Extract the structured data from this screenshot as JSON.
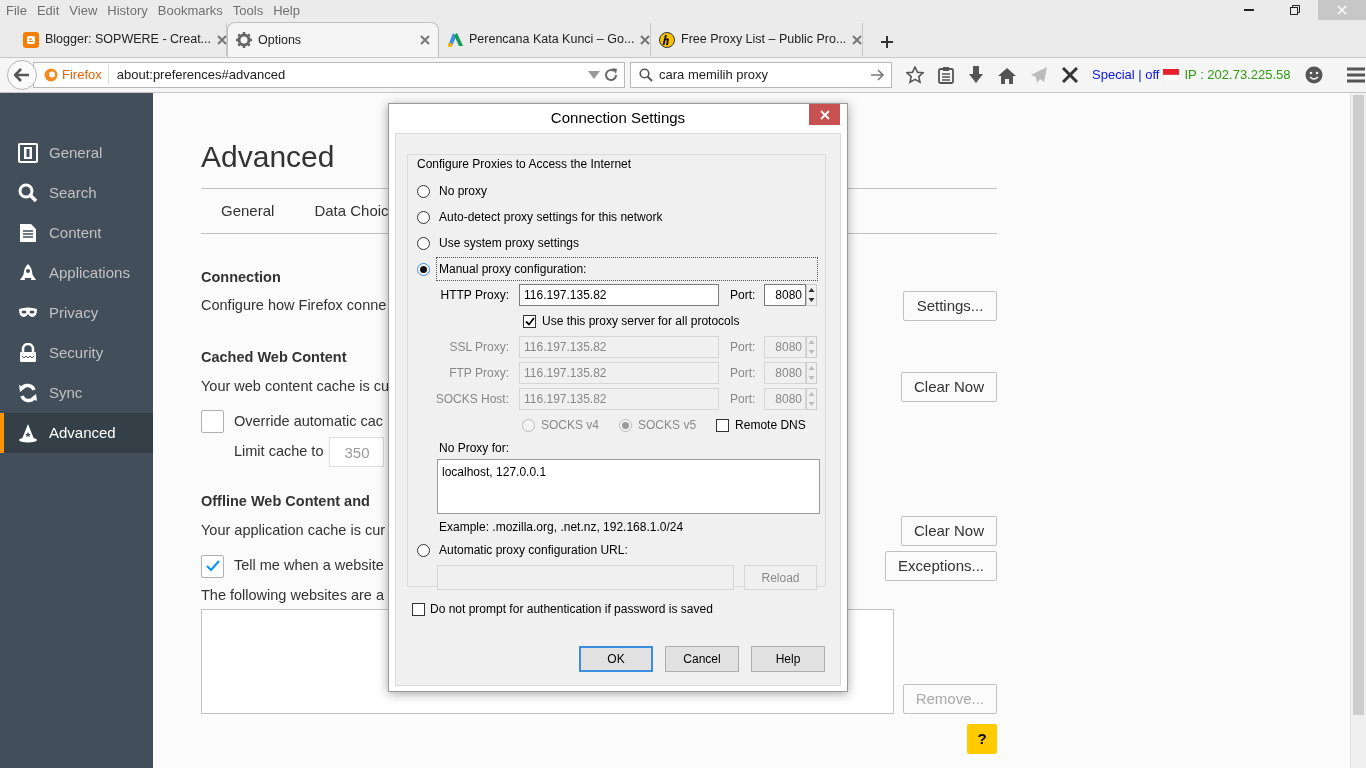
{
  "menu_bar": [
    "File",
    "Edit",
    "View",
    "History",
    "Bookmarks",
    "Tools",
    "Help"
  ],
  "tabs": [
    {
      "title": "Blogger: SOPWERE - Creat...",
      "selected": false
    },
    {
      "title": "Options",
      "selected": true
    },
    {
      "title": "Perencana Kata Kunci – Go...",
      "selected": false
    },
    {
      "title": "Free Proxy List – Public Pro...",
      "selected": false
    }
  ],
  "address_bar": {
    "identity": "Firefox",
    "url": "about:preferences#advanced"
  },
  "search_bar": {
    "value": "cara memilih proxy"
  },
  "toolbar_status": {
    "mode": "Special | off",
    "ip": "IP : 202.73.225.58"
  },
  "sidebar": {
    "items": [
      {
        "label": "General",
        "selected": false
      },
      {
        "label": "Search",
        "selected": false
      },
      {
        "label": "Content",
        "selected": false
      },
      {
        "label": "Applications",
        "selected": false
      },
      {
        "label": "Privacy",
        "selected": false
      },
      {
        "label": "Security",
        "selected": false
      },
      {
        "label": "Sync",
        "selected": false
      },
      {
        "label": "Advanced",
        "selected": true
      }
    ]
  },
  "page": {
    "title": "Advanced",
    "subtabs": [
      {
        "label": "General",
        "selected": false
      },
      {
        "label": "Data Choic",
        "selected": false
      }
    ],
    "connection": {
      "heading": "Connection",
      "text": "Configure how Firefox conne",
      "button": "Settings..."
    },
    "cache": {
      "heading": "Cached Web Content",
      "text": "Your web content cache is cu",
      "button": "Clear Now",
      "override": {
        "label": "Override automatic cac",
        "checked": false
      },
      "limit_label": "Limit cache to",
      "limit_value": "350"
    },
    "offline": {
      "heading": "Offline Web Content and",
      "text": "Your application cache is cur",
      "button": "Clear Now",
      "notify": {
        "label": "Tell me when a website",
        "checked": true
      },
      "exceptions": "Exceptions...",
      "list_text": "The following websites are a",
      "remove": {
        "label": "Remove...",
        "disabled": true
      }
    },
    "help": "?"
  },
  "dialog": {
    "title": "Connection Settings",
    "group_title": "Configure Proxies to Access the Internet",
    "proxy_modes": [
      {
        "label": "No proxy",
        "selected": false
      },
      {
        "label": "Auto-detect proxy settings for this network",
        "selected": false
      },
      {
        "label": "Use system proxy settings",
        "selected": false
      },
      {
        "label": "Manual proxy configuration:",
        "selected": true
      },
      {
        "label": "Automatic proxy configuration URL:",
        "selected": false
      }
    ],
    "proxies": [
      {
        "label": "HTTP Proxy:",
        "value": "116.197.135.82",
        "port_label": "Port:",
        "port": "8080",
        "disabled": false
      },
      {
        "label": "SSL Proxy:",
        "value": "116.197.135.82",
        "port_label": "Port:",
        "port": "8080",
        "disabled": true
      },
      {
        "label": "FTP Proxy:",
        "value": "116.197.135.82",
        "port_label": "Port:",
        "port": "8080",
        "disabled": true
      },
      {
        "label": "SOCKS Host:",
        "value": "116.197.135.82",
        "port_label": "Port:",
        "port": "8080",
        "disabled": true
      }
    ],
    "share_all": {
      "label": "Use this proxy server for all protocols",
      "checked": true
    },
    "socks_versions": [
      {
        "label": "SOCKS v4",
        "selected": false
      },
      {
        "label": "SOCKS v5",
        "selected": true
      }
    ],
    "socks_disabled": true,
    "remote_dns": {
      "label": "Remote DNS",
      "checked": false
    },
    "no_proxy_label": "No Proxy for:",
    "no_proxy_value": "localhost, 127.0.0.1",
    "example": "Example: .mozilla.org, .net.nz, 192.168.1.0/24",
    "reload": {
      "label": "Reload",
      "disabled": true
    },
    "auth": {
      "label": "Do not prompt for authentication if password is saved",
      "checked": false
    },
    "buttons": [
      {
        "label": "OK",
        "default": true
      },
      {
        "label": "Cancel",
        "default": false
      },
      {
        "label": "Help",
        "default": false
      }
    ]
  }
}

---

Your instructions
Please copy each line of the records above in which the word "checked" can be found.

Result for this task
        "checked": false
        "checked": true
      "checked": true
      "checked": false
      "checked": false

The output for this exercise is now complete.